If you’ve been following my blog you’ll know that my husband and I are going to panel to be approved as foster carers on 20th April (or not as the case may be).
It’s Friday evening. In the dining room there are four very noisy, very excited boys getting stuck into their sleepover fun.
Today we had our last information gathering session with Stef, our assessor. Next week she’ll have the first draft of the Form F for us to look at and comment on. It feels like we’re coming to the end of something, but I know that it is in fact the start line we’re approaching.
Safer caring is the means by which foster carers can ensure the safety and well-being of children and young people.

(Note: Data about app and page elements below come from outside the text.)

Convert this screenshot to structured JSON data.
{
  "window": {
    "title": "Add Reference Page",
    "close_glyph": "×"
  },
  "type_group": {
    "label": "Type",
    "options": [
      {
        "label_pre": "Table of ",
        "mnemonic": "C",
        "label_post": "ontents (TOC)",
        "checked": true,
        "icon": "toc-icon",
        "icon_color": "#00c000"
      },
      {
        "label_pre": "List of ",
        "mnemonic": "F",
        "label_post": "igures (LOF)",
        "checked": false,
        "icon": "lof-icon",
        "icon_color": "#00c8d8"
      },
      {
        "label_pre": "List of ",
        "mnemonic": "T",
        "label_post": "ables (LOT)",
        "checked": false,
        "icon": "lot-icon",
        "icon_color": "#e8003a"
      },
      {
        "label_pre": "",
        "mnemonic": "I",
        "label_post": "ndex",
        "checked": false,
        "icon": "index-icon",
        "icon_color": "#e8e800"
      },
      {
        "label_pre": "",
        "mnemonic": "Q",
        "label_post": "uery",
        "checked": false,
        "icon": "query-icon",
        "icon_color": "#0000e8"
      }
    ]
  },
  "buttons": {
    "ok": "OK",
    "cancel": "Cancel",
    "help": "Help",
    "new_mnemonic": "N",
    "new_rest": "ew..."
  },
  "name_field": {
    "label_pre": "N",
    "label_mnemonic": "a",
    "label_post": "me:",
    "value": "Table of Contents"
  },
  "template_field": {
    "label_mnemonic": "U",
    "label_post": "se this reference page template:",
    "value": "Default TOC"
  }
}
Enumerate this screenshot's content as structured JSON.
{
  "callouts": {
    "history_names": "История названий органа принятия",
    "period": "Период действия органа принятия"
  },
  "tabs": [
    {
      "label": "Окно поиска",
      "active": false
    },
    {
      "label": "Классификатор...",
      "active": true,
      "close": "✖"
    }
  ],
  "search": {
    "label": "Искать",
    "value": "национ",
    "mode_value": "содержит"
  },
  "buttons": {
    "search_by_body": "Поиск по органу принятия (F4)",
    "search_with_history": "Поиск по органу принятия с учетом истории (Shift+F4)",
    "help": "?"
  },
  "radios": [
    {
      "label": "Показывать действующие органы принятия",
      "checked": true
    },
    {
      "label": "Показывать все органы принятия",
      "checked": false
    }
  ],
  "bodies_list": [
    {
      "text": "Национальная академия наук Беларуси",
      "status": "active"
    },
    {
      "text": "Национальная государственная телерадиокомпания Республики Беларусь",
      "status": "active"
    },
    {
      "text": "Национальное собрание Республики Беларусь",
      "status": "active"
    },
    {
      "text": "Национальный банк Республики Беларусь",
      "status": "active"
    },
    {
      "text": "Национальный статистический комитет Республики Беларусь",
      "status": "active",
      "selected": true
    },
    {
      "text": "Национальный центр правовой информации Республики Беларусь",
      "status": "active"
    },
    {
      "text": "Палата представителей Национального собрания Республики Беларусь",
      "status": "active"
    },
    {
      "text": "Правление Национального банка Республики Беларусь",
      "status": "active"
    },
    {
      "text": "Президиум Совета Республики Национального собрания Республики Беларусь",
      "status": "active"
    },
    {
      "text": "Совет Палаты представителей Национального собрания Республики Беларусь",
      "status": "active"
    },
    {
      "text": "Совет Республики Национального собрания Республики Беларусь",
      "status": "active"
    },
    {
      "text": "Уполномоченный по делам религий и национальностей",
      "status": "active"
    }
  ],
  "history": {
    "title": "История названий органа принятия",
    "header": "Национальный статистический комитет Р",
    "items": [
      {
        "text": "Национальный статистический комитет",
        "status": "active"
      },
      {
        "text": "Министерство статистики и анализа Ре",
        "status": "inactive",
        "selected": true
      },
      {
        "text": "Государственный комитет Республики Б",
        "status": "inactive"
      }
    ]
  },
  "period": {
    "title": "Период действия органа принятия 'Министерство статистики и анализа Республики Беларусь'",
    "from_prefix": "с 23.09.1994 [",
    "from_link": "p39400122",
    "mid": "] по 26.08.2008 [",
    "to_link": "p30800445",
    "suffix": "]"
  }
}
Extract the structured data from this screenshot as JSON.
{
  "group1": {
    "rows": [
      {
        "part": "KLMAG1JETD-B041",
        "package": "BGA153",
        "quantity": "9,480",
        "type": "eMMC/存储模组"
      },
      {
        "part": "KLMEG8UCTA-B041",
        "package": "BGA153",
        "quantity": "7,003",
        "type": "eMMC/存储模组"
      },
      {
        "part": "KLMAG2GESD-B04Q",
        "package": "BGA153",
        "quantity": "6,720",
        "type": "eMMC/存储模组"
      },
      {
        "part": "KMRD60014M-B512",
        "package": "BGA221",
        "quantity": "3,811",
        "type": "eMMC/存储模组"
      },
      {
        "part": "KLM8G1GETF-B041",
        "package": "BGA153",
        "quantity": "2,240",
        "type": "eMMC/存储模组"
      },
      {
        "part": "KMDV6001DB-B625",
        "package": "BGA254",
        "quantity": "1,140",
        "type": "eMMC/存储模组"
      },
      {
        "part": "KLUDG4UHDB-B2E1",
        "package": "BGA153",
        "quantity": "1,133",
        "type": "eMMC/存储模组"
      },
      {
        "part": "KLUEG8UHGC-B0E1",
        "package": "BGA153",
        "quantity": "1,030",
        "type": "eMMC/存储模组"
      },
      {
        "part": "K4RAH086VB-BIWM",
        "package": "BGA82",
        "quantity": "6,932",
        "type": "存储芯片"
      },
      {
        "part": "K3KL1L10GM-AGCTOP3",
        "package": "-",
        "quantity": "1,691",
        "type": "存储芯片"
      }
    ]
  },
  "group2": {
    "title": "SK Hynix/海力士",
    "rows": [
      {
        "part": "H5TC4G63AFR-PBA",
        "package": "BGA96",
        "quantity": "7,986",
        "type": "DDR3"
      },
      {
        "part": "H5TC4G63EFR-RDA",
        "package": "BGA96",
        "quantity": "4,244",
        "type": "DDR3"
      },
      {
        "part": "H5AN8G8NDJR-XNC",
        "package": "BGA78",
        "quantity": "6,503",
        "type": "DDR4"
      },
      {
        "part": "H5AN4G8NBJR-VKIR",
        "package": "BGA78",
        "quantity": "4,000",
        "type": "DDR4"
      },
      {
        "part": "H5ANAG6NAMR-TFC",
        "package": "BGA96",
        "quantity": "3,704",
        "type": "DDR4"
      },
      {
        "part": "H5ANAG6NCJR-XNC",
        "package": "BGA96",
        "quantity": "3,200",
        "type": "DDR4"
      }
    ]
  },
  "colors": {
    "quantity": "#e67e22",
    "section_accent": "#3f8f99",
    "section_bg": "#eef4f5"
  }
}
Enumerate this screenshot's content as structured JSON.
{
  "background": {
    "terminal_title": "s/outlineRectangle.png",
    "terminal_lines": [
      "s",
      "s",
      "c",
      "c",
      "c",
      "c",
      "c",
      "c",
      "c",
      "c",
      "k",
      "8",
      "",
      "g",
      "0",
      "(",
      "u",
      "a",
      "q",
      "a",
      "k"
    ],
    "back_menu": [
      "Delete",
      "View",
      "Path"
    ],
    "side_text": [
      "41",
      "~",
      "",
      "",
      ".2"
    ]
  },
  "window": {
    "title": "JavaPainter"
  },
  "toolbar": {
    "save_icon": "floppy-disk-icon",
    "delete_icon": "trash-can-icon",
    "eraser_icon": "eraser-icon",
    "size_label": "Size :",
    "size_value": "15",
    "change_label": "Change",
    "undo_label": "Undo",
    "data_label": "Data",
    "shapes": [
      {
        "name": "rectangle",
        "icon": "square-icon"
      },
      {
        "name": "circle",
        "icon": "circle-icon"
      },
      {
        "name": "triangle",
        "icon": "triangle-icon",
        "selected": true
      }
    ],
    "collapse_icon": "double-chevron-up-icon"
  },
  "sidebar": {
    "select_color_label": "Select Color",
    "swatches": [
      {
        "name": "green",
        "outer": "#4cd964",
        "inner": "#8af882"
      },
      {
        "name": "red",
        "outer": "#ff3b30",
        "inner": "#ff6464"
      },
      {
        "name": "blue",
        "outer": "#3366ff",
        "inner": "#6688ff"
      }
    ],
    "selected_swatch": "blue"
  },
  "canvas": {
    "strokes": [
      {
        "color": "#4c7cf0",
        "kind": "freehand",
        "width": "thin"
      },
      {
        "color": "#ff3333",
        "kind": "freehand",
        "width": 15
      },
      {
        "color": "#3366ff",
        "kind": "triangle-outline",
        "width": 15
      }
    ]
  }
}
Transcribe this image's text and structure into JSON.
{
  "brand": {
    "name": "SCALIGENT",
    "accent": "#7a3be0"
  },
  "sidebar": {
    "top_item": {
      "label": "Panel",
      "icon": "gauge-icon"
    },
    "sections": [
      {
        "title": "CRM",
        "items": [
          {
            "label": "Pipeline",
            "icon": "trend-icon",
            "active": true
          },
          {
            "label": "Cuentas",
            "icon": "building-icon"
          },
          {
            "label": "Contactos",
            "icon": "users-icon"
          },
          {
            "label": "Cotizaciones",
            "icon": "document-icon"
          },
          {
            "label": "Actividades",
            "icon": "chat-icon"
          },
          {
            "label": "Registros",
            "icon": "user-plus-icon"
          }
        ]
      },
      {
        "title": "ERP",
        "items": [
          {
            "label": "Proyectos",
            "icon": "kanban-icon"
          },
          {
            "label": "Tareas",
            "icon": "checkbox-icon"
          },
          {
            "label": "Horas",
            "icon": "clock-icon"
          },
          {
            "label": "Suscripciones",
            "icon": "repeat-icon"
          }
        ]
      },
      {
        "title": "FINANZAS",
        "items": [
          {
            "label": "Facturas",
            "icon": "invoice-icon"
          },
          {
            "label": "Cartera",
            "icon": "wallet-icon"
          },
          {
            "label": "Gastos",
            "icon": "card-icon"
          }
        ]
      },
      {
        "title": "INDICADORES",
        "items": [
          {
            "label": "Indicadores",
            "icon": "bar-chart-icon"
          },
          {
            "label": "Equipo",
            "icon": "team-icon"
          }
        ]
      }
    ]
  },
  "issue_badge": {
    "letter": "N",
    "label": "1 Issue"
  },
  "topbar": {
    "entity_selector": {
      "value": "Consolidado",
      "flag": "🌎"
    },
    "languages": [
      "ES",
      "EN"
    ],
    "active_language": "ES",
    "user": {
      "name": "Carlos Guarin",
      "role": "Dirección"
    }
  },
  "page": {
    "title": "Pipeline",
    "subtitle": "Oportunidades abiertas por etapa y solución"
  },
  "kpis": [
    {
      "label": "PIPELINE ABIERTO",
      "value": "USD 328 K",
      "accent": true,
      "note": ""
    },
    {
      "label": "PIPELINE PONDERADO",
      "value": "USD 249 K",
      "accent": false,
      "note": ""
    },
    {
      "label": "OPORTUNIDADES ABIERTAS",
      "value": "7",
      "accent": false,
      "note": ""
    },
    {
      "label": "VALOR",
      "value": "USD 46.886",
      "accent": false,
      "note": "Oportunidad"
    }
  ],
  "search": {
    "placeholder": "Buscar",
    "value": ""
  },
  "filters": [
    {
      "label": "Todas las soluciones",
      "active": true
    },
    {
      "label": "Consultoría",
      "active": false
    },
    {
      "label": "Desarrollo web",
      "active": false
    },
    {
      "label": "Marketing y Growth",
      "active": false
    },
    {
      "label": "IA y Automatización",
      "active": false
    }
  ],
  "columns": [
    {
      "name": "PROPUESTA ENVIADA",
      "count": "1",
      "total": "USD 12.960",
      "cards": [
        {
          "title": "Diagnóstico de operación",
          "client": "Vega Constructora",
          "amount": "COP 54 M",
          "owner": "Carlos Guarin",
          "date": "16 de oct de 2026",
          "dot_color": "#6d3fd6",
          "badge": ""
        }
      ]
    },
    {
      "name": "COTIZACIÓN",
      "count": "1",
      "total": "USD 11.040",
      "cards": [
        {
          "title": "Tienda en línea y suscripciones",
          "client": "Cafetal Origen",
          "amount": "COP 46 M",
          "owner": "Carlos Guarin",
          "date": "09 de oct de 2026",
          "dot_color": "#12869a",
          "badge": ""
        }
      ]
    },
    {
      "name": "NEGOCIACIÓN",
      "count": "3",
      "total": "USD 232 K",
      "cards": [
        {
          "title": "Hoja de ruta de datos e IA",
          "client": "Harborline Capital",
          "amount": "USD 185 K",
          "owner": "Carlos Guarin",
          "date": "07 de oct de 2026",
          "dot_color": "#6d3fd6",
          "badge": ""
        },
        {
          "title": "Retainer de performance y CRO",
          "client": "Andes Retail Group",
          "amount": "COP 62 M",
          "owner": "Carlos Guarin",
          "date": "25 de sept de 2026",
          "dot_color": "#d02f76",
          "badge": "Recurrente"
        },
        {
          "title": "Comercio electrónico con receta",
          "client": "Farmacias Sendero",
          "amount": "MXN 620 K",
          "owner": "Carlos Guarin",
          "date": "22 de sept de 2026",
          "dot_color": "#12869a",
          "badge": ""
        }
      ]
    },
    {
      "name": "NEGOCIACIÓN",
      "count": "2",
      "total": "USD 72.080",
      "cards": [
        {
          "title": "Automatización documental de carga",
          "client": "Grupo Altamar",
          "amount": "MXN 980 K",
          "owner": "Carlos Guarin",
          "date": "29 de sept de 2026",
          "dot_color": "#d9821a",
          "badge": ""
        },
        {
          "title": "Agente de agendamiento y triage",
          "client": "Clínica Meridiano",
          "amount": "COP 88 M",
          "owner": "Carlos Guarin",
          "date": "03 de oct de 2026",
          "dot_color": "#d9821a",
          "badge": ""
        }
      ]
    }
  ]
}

Because the business of foster caring happens in the home of the carer, safer caring also aims to protect the well being of carers and their families.
I get back from Calais absurdly happy to see my family and determined to see this fostering thing through to its conclusion, to its beginning.
This instalment of the blog should really come with a disclaimer. Somewhere here in bold text should be words to this effect:
*The actions of this blogger in no way constitute a statutory requirement for the fostering of asylum seeking children*
It’s Saturday morning and the house is now (reasonably) tidy. This is unusual for any day of the week but particularly for a Saturday. Today, however, is no ordinary Saturday – today is the day our assessor is coming.
This blog is a true story, told bravely and passionately, by an anonymous young person in foster care.
As Foster Care Fortnight closes, Jim Bond, president of the Fostering Network and foster carer, shares his thoughts on foster care.
On the final Saturday of Foster Care Fortnight 2013 Joanne, a foster carer from Scotland, wants to share her story of how she wasn't aware that she had made a difference until she received a surprise through her door.